> [Page and application data records]
——
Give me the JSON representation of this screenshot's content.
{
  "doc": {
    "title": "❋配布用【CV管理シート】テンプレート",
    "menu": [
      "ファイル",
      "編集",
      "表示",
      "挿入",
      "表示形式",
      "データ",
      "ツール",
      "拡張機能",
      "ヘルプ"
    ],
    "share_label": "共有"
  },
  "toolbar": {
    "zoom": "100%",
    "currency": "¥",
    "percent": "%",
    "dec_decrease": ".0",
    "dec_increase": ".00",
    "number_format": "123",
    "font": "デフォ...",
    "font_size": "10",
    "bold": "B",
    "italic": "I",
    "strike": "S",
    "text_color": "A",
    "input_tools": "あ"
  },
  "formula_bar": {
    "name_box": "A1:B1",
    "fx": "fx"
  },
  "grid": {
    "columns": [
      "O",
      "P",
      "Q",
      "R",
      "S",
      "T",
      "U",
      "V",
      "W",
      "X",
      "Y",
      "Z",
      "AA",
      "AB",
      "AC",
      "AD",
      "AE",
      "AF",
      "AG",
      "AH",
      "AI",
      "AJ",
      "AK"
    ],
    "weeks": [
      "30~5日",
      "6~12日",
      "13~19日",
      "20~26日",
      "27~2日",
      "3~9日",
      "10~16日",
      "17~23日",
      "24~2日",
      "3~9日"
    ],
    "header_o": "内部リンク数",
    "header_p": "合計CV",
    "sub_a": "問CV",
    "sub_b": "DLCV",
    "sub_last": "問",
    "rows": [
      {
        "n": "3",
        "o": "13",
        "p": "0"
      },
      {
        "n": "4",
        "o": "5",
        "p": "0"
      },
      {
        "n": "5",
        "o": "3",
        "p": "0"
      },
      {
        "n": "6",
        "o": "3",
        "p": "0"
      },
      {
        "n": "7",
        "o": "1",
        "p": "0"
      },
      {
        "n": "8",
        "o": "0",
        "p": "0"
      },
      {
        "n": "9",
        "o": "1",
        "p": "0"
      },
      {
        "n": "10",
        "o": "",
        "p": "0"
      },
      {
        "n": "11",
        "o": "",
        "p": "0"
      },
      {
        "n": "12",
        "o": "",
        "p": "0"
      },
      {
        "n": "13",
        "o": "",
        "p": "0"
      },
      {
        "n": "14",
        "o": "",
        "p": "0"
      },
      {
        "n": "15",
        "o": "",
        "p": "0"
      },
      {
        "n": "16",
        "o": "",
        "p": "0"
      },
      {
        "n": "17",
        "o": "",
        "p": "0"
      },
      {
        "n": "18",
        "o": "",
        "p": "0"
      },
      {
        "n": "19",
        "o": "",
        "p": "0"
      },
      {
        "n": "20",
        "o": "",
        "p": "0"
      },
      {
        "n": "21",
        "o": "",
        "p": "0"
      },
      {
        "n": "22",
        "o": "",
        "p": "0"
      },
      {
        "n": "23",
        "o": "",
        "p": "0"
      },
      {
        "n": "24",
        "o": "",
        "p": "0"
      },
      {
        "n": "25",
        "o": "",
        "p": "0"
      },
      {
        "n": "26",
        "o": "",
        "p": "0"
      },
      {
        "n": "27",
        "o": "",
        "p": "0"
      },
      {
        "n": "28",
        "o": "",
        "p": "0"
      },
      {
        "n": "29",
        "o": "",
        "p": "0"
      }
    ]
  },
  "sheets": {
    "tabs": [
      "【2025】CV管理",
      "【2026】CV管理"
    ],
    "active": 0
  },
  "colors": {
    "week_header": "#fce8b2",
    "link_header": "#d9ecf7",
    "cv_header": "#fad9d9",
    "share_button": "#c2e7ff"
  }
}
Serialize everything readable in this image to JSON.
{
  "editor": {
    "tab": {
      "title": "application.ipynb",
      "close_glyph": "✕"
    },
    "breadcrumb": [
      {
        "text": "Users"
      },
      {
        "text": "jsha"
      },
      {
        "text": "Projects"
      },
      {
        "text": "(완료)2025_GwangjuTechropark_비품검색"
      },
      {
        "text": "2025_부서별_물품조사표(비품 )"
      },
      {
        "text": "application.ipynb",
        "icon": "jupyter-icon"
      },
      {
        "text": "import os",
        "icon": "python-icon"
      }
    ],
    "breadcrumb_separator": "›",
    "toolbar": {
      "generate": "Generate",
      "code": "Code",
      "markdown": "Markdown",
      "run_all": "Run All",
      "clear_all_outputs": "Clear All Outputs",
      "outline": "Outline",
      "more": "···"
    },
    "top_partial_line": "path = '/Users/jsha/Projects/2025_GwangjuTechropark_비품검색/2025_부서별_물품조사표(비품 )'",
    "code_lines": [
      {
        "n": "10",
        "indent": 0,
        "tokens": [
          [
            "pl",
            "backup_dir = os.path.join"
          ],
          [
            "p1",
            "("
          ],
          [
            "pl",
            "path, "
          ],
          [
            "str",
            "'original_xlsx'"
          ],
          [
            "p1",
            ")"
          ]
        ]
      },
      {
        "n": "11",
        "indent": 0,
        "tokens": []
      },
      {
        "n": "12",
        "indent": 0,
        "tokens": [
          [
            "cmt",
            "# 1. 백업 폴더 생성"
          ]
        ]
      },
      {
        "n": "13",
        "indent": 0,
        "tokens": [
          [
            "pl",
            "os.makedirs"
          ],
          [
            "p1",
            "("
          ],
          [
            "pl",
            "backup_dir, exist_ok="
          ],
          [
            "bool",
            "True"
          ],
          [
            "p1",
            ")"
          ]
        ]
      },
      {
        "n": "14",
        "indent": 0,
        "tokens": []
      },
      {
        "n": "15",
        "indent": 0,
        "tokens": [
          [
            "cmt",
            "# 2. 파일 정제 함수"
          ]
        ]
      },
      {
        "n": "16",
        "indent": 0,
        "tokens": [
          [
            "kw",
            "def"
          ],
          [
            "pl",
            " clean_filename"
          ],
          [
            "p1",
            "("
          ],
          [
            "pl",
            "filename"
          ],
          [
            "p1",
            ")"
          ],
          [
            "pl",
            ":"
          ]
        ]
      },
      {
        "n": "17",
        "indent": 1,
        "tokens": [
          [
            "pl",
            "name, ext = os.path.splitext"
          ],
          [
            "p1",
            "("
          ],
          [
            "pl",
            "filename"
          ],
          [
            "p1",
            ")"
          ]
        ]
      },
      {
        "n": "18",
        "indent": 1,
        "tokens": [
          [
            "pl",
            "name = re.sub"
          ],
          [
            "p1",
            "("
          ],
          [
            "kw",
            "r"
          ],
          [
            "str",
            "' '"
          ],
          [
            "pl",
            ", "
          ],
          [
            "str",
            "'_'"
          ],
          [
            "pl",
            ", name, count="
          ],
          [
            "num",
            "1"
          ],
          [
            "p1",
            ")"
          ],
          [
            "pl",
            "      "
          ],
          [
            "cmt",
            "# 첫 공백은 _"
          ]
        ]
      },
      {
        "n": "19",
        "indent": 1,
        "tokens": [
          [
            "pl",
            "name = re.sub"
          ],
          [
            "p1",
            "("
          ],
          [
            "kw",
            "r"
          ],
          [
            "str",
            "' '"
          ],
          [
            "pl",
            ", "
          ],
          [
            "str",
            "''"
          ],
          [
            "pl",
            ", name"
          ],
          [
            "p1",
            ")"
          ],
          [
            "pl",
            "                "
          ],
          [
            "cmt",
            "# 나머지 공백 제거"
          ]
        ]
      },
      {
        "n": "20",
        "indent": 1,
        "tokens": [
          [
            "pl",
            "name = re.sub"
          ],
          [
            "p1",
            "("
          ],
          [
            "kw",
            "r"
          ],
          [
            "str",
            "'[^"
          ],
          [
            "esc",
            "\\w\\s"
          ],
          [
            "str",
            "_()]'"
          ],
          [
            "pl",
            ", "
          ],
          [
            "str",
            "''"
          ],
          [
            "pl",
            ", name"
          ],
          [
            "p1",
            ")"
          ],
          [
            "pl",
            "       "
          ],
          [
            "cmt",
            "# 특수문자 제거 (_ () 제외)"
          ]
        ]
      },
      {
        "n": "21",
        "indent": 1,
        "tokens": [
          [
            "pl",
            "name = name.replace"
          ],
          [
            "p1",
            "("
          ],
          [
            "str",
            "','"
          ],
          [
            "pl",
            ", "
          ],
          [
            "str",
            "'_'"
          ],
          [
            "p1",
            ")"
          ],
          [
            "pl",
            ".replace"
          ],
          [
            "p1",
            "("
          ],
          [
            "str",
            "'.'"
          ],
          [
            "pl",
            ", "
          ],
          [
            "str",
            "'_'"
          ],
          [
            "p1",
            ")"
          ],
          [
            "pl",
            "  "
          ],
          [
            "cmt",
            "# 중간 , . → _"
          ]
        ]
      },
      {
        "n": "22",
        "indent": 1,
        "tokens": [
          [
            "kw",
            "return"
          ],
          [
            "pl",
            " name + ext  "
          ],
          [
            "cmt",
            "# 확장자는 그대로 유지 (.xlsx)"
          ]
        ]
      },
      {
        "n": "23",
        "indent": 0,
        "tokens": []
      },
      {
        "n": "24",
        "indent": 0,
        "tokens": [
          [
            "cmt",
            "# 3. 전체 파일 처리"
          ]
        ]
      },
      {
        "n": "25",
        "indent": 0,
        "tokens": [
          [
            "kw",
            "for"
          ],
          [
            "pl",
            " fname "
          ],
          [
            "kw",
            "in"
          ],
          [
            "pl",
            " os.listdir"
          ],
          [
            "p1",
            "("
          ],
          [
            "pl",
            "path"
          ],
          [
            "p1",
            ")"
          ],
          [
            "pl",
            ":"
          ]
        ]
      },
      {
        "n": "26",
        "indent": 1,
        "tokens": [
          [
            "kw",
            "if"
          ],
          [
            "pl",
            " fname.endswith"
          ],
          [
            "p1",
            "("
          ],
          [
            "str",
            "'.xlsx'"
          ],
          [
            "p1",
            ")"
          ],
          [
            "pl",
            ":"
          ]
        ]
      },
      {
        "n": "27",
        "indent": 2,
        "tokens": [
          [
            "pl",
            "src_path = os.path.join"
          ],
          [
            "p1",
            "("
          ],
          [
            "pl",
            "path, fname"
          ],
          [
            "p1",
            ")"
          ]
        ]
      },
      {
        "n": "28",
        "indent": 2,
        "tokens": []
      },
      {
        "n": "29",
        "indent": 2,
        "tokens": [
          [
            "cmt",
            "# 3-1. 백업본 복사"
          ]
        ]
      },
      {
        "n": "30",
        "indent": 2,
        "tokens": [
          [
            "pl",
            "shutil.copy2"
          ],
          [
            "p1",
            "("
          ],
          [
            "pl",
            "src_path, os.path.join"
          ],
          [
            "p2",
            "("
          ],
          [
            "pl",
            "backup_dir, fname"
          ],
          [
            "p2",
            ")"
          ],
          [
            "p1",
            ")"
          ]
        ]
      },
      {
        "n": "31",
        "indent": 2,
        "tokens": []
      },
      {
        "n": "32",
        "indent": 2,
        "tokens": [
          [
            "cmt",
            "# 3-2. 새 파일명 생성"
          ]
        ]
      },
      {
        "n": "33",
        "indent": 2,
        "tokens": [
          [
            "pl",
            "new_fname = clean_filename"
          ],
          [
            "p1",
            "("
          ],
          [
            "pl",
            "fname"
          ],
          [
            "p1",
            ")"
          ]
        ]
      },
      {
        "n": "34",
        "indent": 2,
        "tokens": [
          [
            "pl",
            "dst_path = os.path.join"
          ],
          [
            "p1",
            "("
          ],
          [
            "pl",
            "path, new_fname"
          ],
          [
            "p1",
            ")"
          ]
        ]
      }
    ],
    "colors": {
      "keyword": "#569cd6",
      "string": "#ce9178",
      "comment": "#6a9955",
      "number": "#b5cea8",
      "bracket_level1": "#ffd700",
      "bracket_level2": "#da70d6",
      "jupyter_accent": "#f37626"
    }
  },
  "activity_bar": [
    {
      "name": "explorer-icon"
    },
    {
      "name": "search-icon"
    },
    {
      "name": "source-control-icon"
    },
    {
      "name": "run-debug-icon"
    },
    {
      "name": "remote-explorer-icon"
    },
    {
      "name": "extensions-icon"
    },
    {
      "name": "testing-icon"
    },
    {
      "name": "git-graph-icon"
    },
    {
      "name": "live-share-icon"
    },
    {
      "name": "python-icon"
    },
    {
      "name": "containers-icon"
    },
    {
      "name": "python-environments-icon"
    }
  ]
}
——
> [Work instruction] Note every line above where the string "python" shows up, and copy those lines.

> [Reply]
        "icon": "python-icon"
      "name": "python-icon"
      "name": "python-environments-icon"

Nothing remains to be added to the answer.